• [Recorded information]
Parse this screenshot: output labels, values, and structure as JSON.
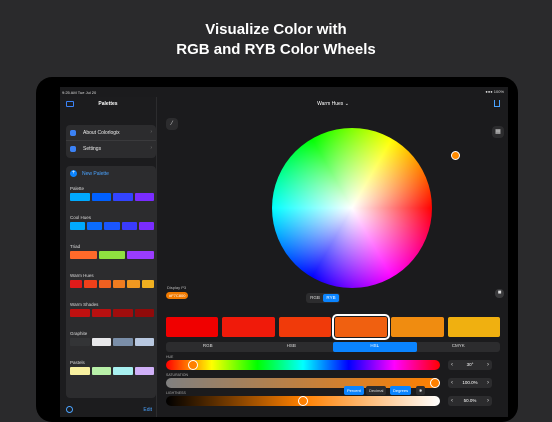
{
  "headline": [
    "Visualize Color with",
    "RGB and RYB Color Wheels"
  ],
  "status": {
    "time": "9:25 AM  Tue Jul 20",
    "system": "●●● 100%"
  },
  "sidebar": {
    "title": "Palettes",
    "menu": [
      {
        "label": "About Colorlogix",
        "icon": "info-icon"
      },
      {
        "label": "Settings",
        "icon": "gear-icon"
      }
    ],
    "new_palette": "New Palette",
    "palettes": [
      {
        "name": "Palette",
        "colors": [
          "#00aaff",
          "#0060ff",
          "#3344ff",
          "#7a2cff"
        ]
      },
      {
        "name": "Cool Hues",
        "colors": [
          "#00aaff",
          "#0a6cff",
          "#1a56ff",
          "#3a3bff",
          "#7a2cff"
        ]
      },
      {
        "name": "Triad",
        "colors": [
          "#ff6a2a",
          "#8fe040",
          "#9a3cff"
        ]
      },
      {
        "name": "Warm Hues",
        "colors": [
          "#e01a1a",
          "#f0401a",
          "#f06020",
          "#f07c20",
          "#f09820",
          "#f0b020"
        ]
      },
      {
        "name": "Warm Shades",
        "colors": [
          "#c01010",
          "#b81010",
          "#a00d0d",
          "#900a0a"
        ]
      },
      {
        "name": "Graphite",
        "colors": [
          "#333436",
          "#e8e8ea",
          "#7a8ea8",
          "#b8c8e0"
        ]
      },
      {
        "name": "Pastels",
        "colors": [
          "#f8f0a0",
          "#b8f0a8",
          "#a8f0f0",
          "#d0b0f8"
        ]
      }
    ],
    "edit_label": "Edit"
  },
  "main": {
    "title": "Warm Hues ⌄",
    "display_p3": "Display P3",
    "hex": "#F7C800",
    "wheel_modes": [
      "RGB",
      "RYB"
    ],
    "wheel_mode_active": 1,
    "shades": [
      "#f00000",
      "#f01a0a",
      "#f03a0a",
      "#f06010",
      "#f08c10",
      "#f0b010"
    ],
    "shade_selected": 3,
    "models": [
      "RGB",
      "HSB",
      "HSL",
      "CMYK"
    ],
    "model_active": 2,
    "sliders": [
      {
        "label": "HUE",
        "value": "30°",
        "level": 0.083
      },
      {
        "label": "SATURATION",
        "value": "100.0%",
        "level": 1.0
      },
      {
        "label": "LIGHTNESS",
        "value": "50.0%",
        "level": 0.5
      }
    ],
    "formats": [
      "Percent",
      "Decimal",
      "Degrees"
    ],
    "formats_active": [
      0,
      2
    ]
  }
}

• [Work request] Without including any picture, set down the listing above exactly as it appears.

• [Result for this exercise]
Parse this screenshot: output labels, values, and structure as JSON.
{
  "headline": [
    "Visualize Color with",
    "RGB and RYB Color Wheels"
  ],
  "status": {
    "time": "9:25 AM  Tue Jul 20",
    "system": "●●● 100%"
  },
  "sidebar": {
    "title": "Palettes",
    "menu": [
      {
        "label": "About Colorlogix",
        "icon": "info-icon"
      },
      {
        "label": "Settings",
        "icon": "gear-icon"
      }
    ],
    "new_palette": "New Palette",
    "palettes": [
      {
        "name": "Palette",
        "colors": [
          "#00aaff",
          "#0060ff",
          "#3344ff",
          "#7a2cff"
        ]
      },
      {
        "name": "Cool Hues",
        "colors": [
          "#00aaff",
          "#0a6cff",
          "#1a56ff",
          "#3a3bff",
          "#7a2cff"
        ]
      },
      {
        "name": "Triad",
        "colors": [
          "#ff6a2a",
          "#8fe040",
          "#9a3cff"
        ]
      },
      {
        "name": "Warm Hues",
        "colors": [
          "#e01a1a",
          "#f0401a",
          "#f06020",
          "#f07c20",
          "#f09820",
          "#f0b020"
        ]
      },
      {
        "name": "Warm Shades",
        "colors": [
          "#c01010",
          "#b81010",
          "#a00d0d",
          "#900a0a"
        ]
      },
      {
        "name": "Graphite",
        "colors": [
          "#333436",
          "#e8e8ea",
          "#7a8ea8",
          "#b8c8e0"
        ]
      },
      {
        "name": "Pastels",
        "colors": [
          "#f8f0a0",
          "#b8f0a8",
          "#a8f0f0",
          "#d0b0f8"
        ]
      }
    ],
    "edit_label": "Edit"
  },
  "main": {
    "title": "Warm Hues ⌄",
    "display_p3": "Display P3",
    "hex": "#F7C800",
    "wheel_modes": [
      "RGB",
      "RYB"
    ],
    "wheel_mode_active": 1,
    "shades": [
      "#f00000",
      "#f01a0a",
      "#f03a0a",
      "#f06010",
      "#f08c10",
      "#f0b010"
    ],
    "shade_selected": 3,
    "models": [
      "RGB",
      "HSB",
      "HSL",
      "CMYK"
    ],
    "model_active": 2,
    "sliders": [
      {
        "label": "HUE",
        "value": "30°",
        "level": 0.083
      },
      {
        "label": "SATURATION",
        "value": "100.0%",
        "level": 1.0
      },
      {
        "label": "LIGHTNESS",
        "value": "50.0%",
        "level": 0.5
      }
    ],
    "formats": [
      "Percent",
      "Decimal",
      "Degrees"
    ],
    "formats_active": [
      0,
      2
    ]
  }
}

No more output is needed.